"""

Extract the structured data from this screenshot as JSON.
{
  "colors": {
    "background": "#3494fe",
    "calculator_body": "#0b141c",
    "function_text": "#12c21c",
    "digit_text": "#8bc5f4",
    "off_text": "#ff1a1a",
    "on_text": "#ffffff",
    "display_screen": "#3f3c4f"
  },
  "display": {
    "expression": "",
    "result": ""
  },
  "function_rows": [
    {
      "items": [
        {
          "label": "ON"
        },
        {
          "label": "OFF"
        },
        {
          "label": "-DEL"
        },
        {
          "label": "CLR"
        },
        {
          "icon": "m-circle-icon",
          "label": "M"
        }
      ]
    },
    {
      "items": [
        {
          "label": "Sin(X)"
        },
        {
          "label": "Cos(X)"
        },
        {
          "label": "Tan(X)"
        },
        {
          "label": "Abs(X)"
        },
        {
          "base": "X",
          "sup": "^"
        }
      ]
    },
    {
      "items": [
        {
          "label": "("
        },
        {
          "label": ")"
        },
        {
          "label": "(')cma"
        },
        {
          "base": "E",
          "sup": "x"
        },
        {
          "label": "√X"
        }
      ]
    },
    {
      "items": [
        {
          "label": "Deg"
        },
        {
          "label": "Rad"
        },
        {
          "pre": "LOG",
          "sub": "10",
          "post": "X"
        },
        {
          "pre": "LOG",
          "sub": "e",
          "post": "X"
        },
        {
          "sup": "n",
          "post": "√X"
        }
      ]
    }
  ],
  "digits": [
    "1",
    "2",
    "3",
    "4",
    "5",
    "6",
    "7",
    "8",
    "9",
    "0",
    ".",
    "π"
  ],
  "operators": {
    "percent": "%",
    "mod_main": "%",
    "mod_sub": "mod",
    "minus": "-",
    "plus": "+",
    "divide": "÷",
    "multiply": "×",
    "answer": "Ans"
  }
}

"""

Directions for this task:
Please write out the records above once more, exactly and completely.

Answer for the task:
Extract the structured data from this screenshot as JSON.
{
  "colors": {
    "background": "#3494fe",
    "calculator_body": "#0b141c",
    "function_text": "#12c21c",
    "digit_text": "#8bc5f4",
    "off_text": "#ff1a1a",
    "on_text": "#ffffff",
    "display_screen": "#3f3c4f"
  },
  "display": {
    "expression": "",
    "result": ""
  },
  "function_rows": [
    {
      "items": [
        {
          "label": "ON"
        },
        {
          "label": "OFF"
        },
        {
          "label": "-DEL"
        },
        {
          "label": "CLR"
        },
        {
          "icon": "m-circle-icon",
          "label": "M"
        }
      ]
    },
    {
      "items": [
        {
          "label": "Sin(X)"
        },
        {
          "label": "Cos(X)"
        },
        {
          "label": "Tan(X)"
        },
        {
          "label": "Abs(X)"
        },
        {
          "base": "X",
          "sup": "^"
        }
      ]
    },
    {
      "items": [
        {
          "label": "("
        },
        {
          "label": ")"
        },
        {
          "label": "(')cma"
        },
        {
          "base": "E",
          "sup": "x"
        },
        {
          "label": "√X"
        }
      ]
    },
    {
      "items": [
        {
          "label": "Deg"
        },
        {
          "label": "Rad"
        },
        {
          "pre": "LOG",
          "sub": "10",
          "post": "X"
        },
        {
          "pre": "LOG",
          "sub": "e",
          "post": "X"
        },
        {
          "sup": "n",
          "post": "√X"
        }
      ]
    }
  ],
  "digits": [
    "1",
    "2",
    "3",
    "4",
    "5",
    "6",
    "7",
    "8",
    "9",
    "0",
    ".",
    "π"
  ],
  "operators": {
    "percent": "%",
    "mod_main": "%",
    "mod_sub": "mod",
    "minus": "-",
    "plus": "+",
    "divide": "÷",
    "multiply": "×",
    "answer": "Ans"
  }
}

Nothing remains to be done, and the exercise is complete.